Exercise goal
From the entries that follow, list every line in which the string "software" appears.
++++++++
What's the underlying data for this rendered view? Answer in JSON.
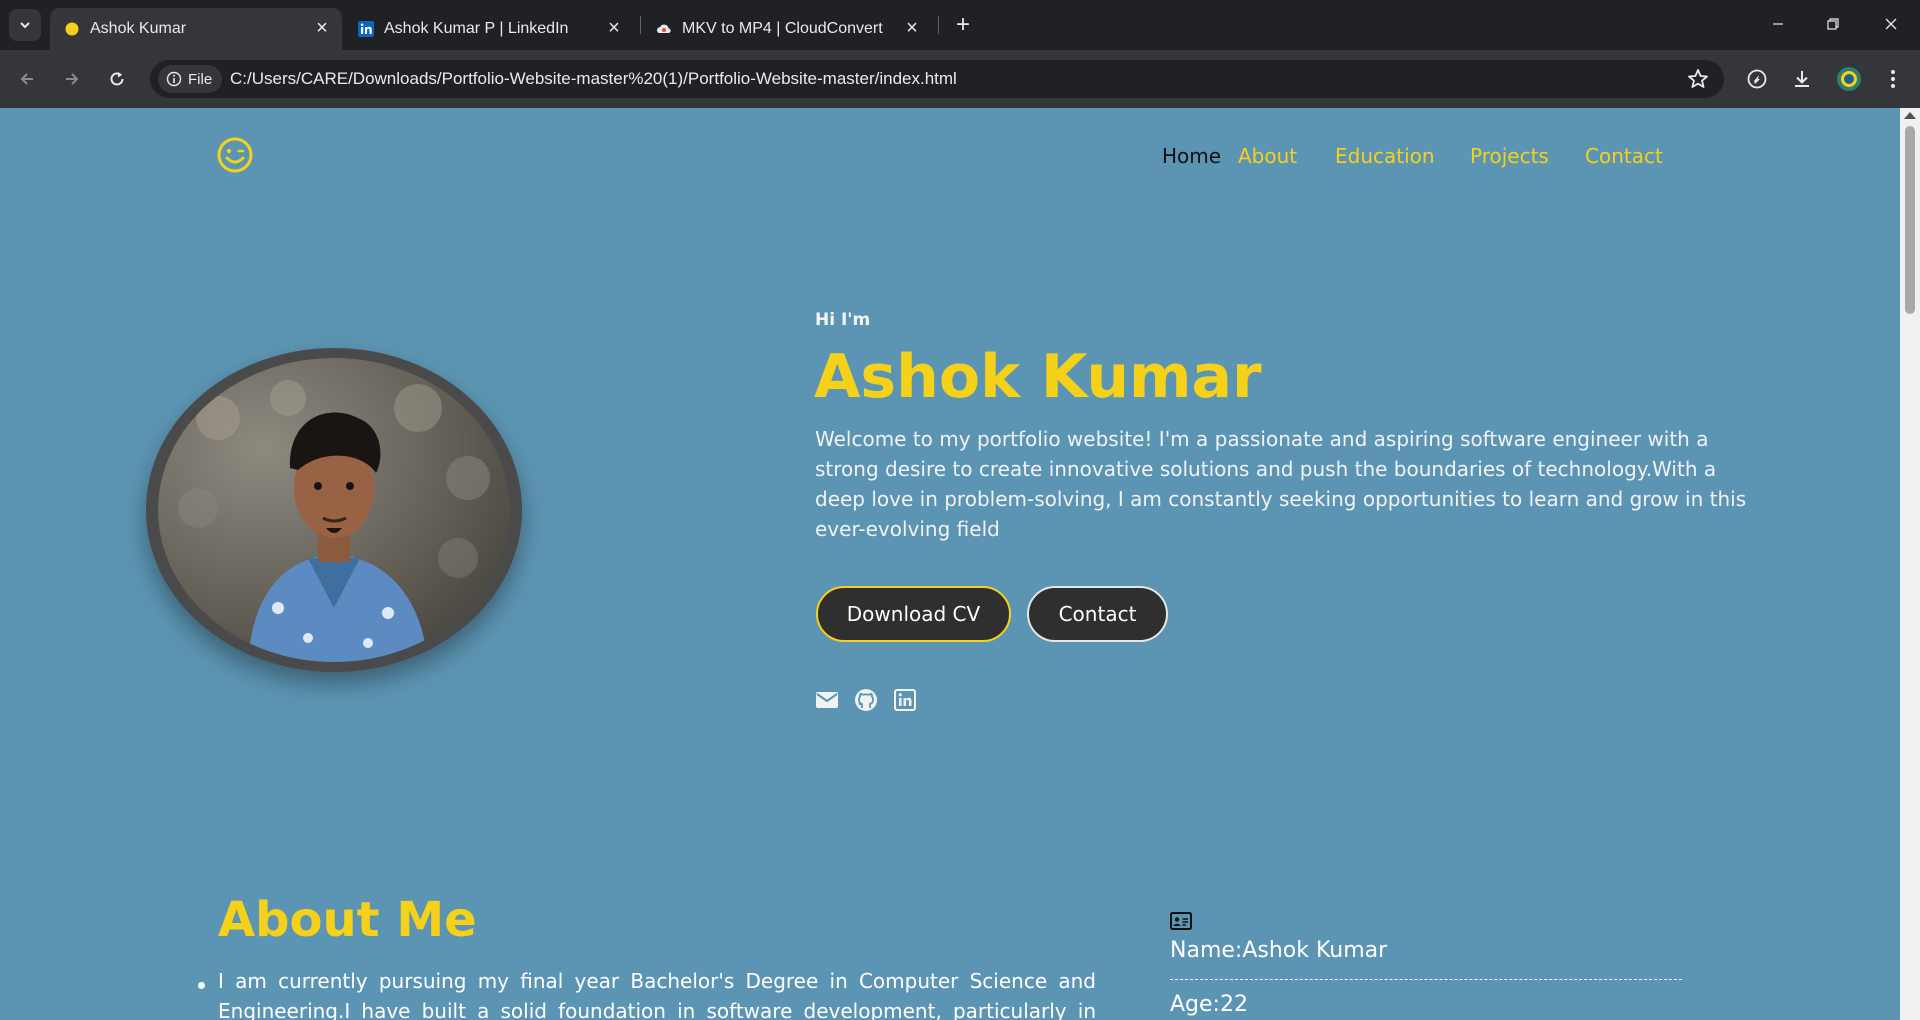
{
  "browser": {
    "tabs": [
      {
        "title": "Ashok Kumar",
        "active": true
      },
      {
        "title": "Ashok Kumar P | LinkedIn",
        "active": false
      },
      {
        "title": "MKV to MP4 | CloudConvert",
        "active": false
      }
    ],
    "address": {
      "chip_label": "File",
      "url": "C:/Users/CARE/Downloads/Portfolio-Website-master%20(1)/Portfolio-Website-master/index.html"
    }
  },
  "site": {
    "nav": [
      "Home",
      "About",
      "Education",
      "Projects",
      "Contact"
    ],
    "hero": {
      "greeting": "Hi I'm",
      "name": "Ashok Kumar",
      "intro": "Welcome to my portfolio website! I'm a passionate and aspiring software engineer with a strong desire to create innovative solutions and push the boundaries of technology.With a deep love in problem-solving, I am constantly seeking opportunities to learn and grow in this ever-evolving field",
      "download_cv": "Download CV",
      "contact": "Contact"
    },
    "about": {
      "title": "About Me",
      "text": "I am currently pursuing my final year Bachelor's Degree in Computer Science and Engineering.I have built a solid foundation in software development, particularly in areas",
      "info_name": "Name:Ashok Kumar",
      "info_age": "Age:22"
    }
  },
  "colors": {
    "page_bg": "#5c95b3",
    "accent": "#f6d11a",
    "button_bg": "#2f2f2f"
  },
  "icons": [
    "search-tabs-icon",
    "linkedin-icon",
    "cloudconvert-icon",
    "email-icon",
    "github-icon",
    "linkedin-social-icon",
    "id-card-icon",
    "smile-logo-icon"
  ]
}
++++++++
Solution to this task
      "intro": "Welcome to my portfolio website! I'm a passionate and aspiring software engineer with a strong desire to create innovative solutions and push the boundaries of technology.With a deep love in problem-solving, I am constantly seeking opportunities to learn and grow in this ever-evolving field",
      "text": "I am currently pursuing my final year Bachelor's Degree in Computer Science and Engineering.I have built a solid foundation in software development, particularly in areas",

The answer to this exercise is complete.